▶ **Exercise objective**
Using the data below, return every line that holds the word "icon".

▶ **Given records**
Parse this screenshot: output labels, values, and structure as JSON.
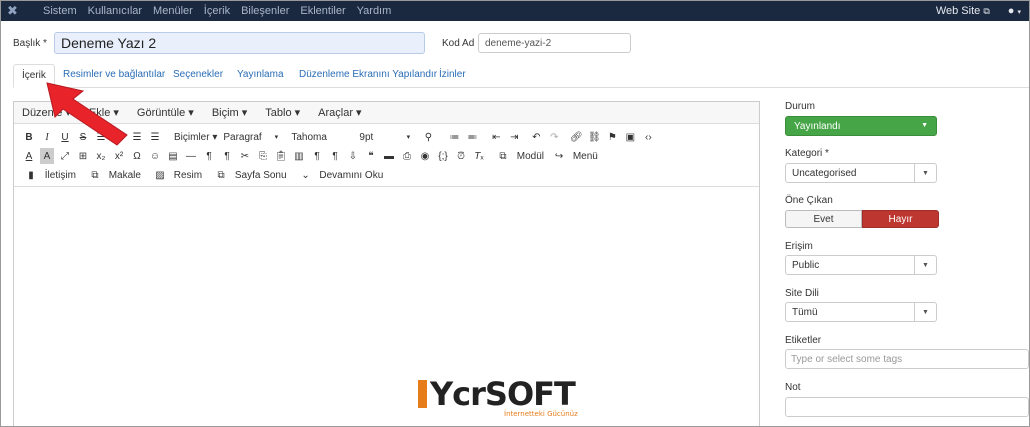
{
  "topnav": {
    "logo_icon": "joomla-icon",
    "items": [
      "Sistem",
      "Kullanıcılar",
      "Menüler",
      "İçerik",
      "Bileşenler",
      "Eklentiler",
      "Yardım"
    ],
    "site_link": "Web Site",
    "site_icon": "external-link-icon",
    "user_icon": "user-icon"
  },
  "form": {
    "title_label": "Başlık *",
    "title_value": "Deneme Yazı 2",
    "alias_label": "Kod Ad",
    "alias_value": "deneme-yazi-2"
  },
  "tabs": [
    "İçerik",
    "Resimler ve bağlantılar",
    "Seçenekler",
    "Yayınlama",
    "Düzenleme Ekranını Yapılandır",
    "İzinler"
  ],
  "editor": {
    "menus": [
      "Düzenle ▾",
      "Ekle ▾",
      "Görüntüle ▾",
      "Biçim ▾",
      "Tablo ▾",
      "Araçlar ▾"
    ],
    "formats_label": "Biçimler ▾",
    "block_label": "Paragraf",
    "font_label": "Tahoma",
    "size_label": "9pt",
    "row3": [
      "İletişim",
      "Makale",
      "Resim",
      "Sayfa Sonu",
      "Devamını Oku"
    ],
    "module_label": "Modül",
    "menu_label": "Menü"
  },
  "watermark": {
    "brand": "YcrSOFT",
    "tagline": "İnternetteki Gücünüz"
  },
  "sidebar": {
    "status_label": "Durum",
    "status_value": "Yayınlandı",
    "category_label": "Kategori *",
    "category_value": "Uncategorised",
    "featured_label": "Öne Çıkan",
    "featured_yes": "Evet",
    "featured_no": "Hayır",
    "access_label": "Erişim",
    "access_value": "Public",
    "language_label": "Site Dili",
    "language_value": "Tümü",
    "tags_label": "Etiketler",
    "tags_placeholder": "Type or select some tags",
    "note_label": "Not",
    "note_value": ""
  },
  "colors": {
    "topnav_bg": "#1b2940",
    "status_green": "#46a546",
    "no_red": "#bd362f",
    "annotation_arrow": "#e8232a",
    "brand_orange": "#e77c1b"
  }
}
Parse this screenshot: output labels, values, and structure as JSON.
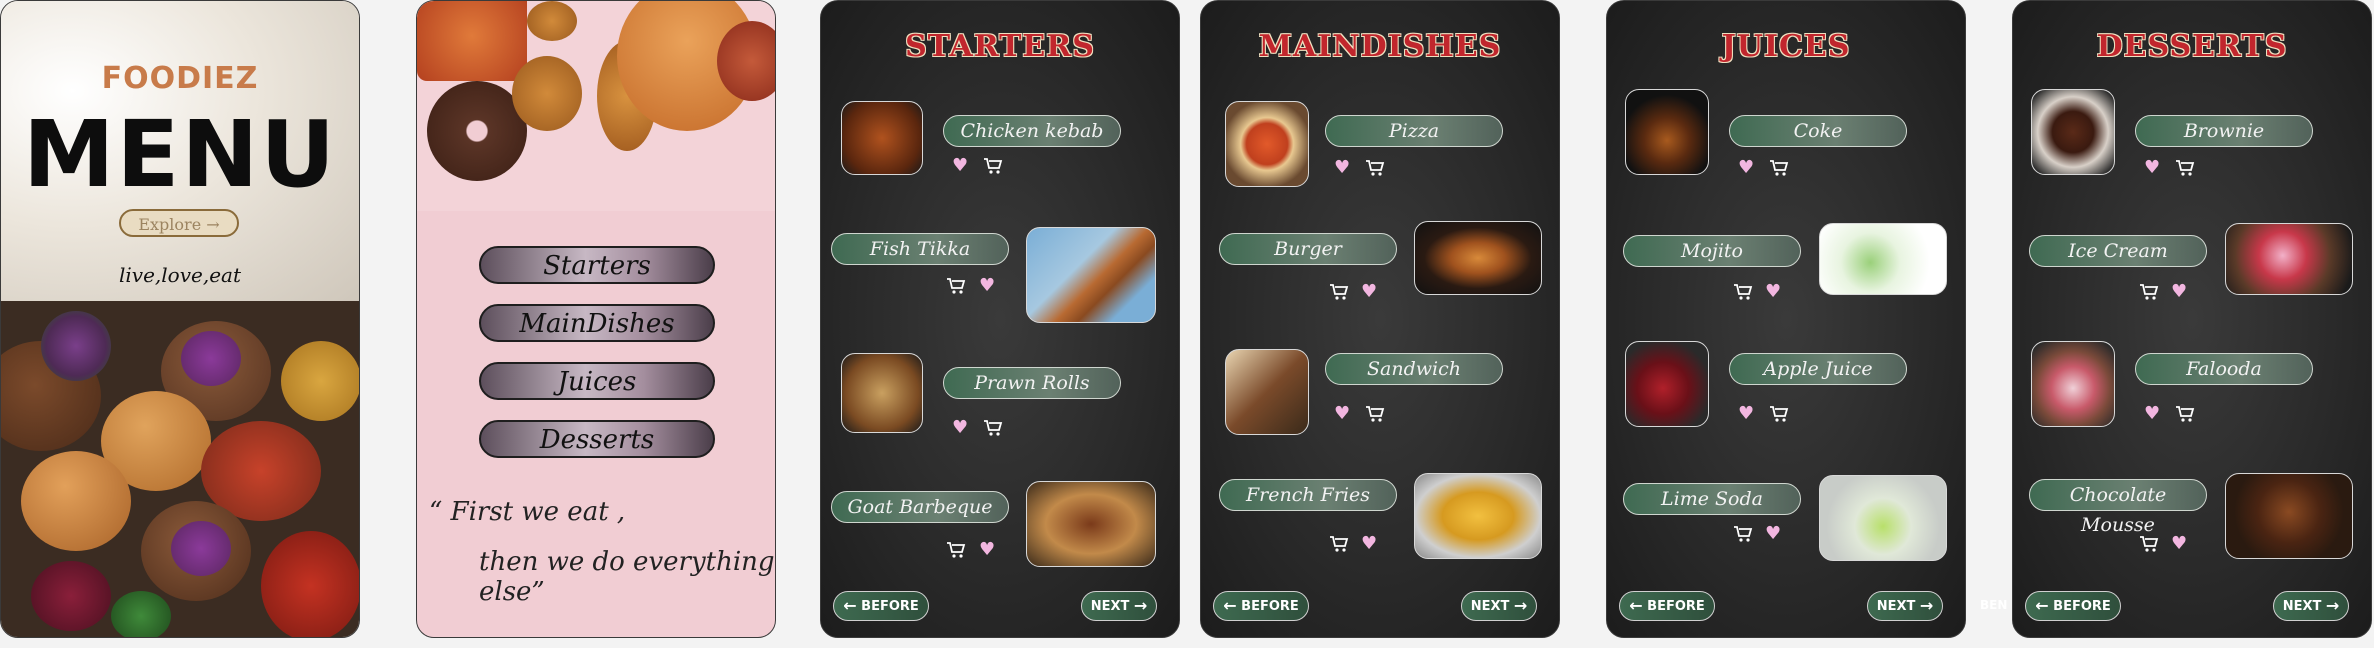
{
  "intro": {
    "brand": "FOODIEZ",
    "title": "MENU",
    "explore_label": "Explore →",
    "tagline": "live,love,eat"
  },
  "categories": {
    "buttons": [
      "Starters",
      "MainDishes",
      "Juices",
      "Desserts"
    ],
    "quote_line1": "“ First we eat ,",
    "quote_line2": "then we do everything else”"
  },
  "nav": {
    "before_label": "BEFORE",
    "next_label": "NEXT",
    "ghost": "BEN"
  },
  "starters": {
    "title": "STARTERS",
    "items": [
      "Chicken kebab",
      "Fish Tikka",
      "Prawn Rolls",
      "Goat Barbeque"
    ]
  },
  "maindishes": {
    "title": "MAINDISHES",
    "items": [
      "Pizza",
      "Burger",
      "Sandwich",
      "French Fries"
    ]
  },
  "juices": {
    "title": "JUICES",
    "items": [
      "Coke",
      "Mojito",
      "Apple Juice",
      "Lime Soda"
    ]
  },
  "desserts": {
    "title": "DESSERTS",
    "items": [
      "Brownie",
      "Ice Cream",
      "Falooda",
      "Chocolate Mousse"
    ]
  },
  "colors": {
    "title_red": "#c1262d",
    "pill_green": "#3f6a52",
    "heart_pink": "#f2b6e0",
    "brand_orange": "#c87b4a"
  }
}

▶ **Response**
    "logo_icon": "joomla-icon",
    "site_icon": "external-link-icon",
    "user_icon": "user-icon"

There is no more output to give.